Out-Law Analysis | 23 Sep 2020 | 2:38 pm | 4 min. read
Businesses operating in the Dubai International Financial Centre (DIFC) should take immediate steps to understand their obligations around relying on consent to the processing of personal data, and if necessary take remedial action, to comply with a new data protection law that will shortly be enforced.
The DIFC Data Protection (DP) Law (DIFC Law No. 5 of 2020) came into force on 1 July this year, with organisations given a short grace period of three months until 1 October 2020 to ensure compliance with the new provisions.
The new DP Law is relevant to all organisations that process personal data. It raises particular points of action for employers, and, among the introduction of other new requirements on businesses, has further transformed the requirements around obtaining consent to process data in the DIFC, or by a DIFC incorporated entity.
Consent management is the process of obtaining and managing consent from data subjects in order to collect and process their personal data.
In other words, consent management aims to give data subjects a degree of choice and control, including the ability to positively opt-in and the possibility to later withdraw their consent to such processing.

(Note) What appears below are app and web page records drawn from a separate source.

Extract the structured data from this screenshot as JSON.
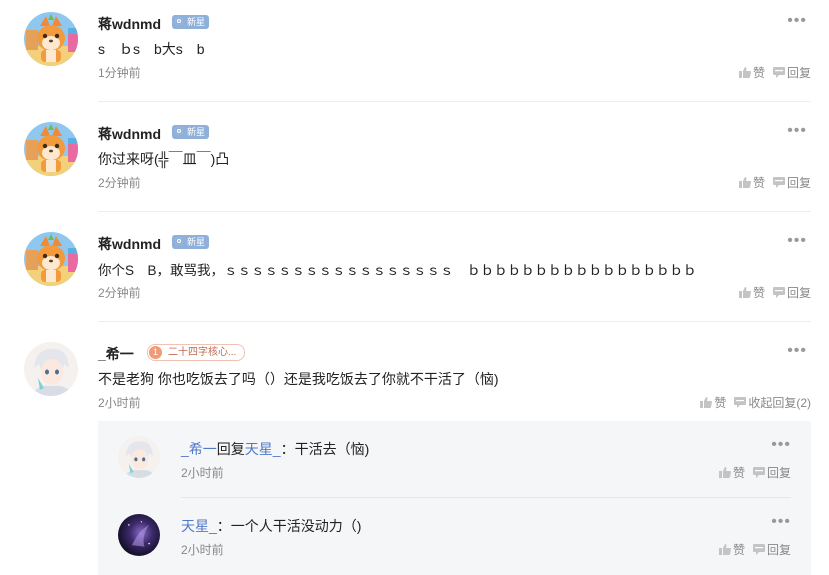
{
  "comments": [
    {
      "user": "蒋wdnmd",
      "badge": "新星",
      "text": "s　ｂs　b大s　b",
      "time": "1分钟前",
      "like_label": "赞",
      "reply_label": "回复"
    },
    {
      "user": "蒋wdnmd",
      "badge": "新星",
      "text": "你过来呀(╬￣皿￣)凸",
      "time": "2分钟前",
      "like_label": "赞",
      "reply_label": "回复"
    },
    {
      "user": "蒋wdnmd",
      "badge": "新星",
      "text": "你个S　B，敢骂我，ｓｓｓｓｓｓｓｓｓｓｓｓｓｓｓｓｓ　ｂｂｂｂｂｂｂｂｂｂｂｂｂｂｂｂｂ",
      "time": "2分钟前",
      "like_label": "赞",
      "reply_label": "回复"
    },
    {
      "user": "_希一",
      "badge_level": "1",
      "badge": "二十四字核心...",
      "text": "不是老狗 你也吃饭去了吗（）还是我吃饭去了你就不干活了（恼)",
      "time": "2小时前",
      "like_label": "赞",
      "collapse_label": "收起回复(2)"
    }
  ],
  "replies": [
    {
      "from": "_希一",
      "verb": "回复",
      "to": "天星_",
      "colon": "：",
      "text": "干活去（恼)",
      "time": "2小时前",
      "like_label": "赞",
      "reply_label": "回复"
    },
    {
      "from": "天星_",
      "colon": "：",
      "text": "一个人干活没动力（)",
      "time": "2小时前",
      "like_label": "赞",
      "reply_label": "回复"
    }
  ],
  "more_glyph": "•••",
  "icons": {
    "avatar": "fox-mascot-avatar",
    "like": "thumbs-up-icon",
    "reply": "speech-bubble-icon",
    "more": "more-dots-icon",
    "badge": "star-badge-icon"
  },
  "colors": {
    "link": "#5079c8",
    "badge_new": "#8fb0d9",
    "badge_level": "#f19a76"
  }
}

Consent management is critical as it gives data subjects a degree of control over their privacy, as well as, an element of authority as to what personal information is obtained, to whom it is distributed, and for what purposes it is processed.
Therefore, what constitutes valid consent under the DP Law and how to ensure compliance with the new requirements is a core issue for organisations in the DIFC to understand.
To lawfully process personal data under the DP Law, there needs to be an evident lawful basis for the processing. The DP Law identifies six lawful bases for processing personal data, listed in Article 10, which include where the processing is:
Where reliance to process the personal data of an individual is based on the consent of the data subject, data controllers must comply with, and be able to demonstrate that, it is 'valid consent' under Article 12 of the DP Law.
Article 12 of the DP Law sets out what constitutes valid consent. Consent must be:
The data subject must have the option and genuine choice not to provide consent, if consent is to be 'valid'. If the data subject is seen to have been compelled to provide consent or may endure negative consequences if their consent is not given, then it is unlikely the consent will meet the Article 12 requirements, and therefore will be viewed as invalid.
Consent will be considered valid and freely given where it is distinguishable from other terms, especially non-negotiable conditions. This may be seen as problematic in employment relationships where there is an imbalance of power between the controller – the employer – and data subject – the employee.
The data subject must actively, affirmatively and unambiguously indicate their consent to processing, for example by ticking a box, applying a signature, validating a link sent by email, confirming by a clear email or orally. Under the new DP Law, reliance on the data subject's silence, inactivity or presumption will not meet the necessary requirements for valid consent.
The burden of proof for establishing valid consent is on the data controller. As such, appropriate internal operational control measures may need to be implemented to ensure that consent is freely given and a clear affirmative act is documented, particularly where oral consent is obtained.
The data subject's consent to processing must relate to a specific purpose and be distinguishable from other purposes that personal data is to be processed for. For example, obtaining consent to process personal data for marketing purposes should not be bundled together with consent obtained with respect to processing for research purposes.
The data subject should be given separate and sufficient information for each purpose, such that they are able to make a clear, informed and affirmative decision for each consent request.
Article 12(4) of the DP Law explains that "the request for consent for the processing of personal data must be clearly distinguishable from the other matters, in an intelligible and easily accessible form, using clear and plain language". Consent for specified purposes should therefore be provided separately, clearly and distinctly from any wider consent that is being requested.
The DP Law has been largely influenced by the rights granted to users in the EU with respect to the General Data Protection Regulation, or GDPR, as well as the California Consumer Privacy Act 2018. The broader rights data subjects enjoy under the DP Law include in respect to rectification and erasure of their data, as provided for under Article 32.
Data controllers must provide, and be able to demonstrate, that methods are available to data subjects periodically that enable them to evaluate their consent, and withdraw it should they wish to choose to.
Data subjects not only have the absolute right to easily withdraw their consent at any time, but also be informed that they have this right to withdraw consent. Exercising the right of withdrawal of consent should not be onerous, or effortful, for data subjects. It should be as simple any other method of exercising their data subject rights under the DP Law.
Where the data subject withdraws consent, the data controller should take steps as soon as reasonably practicable to cease the processing of that personal data in question; including ensuring that any third party data processors involved are also under a duty to take the necessary steps.
Consent management is critical in light of the new requirements under the DP Law. Data controllers should, among other things, investigate their current compliance with the new law, consider whether new consent procedures are required for compliance, and inform data subjects of their rights, including the right to withdraw consent.
Co-written by Alexandra Bertz of Pinsent Masons.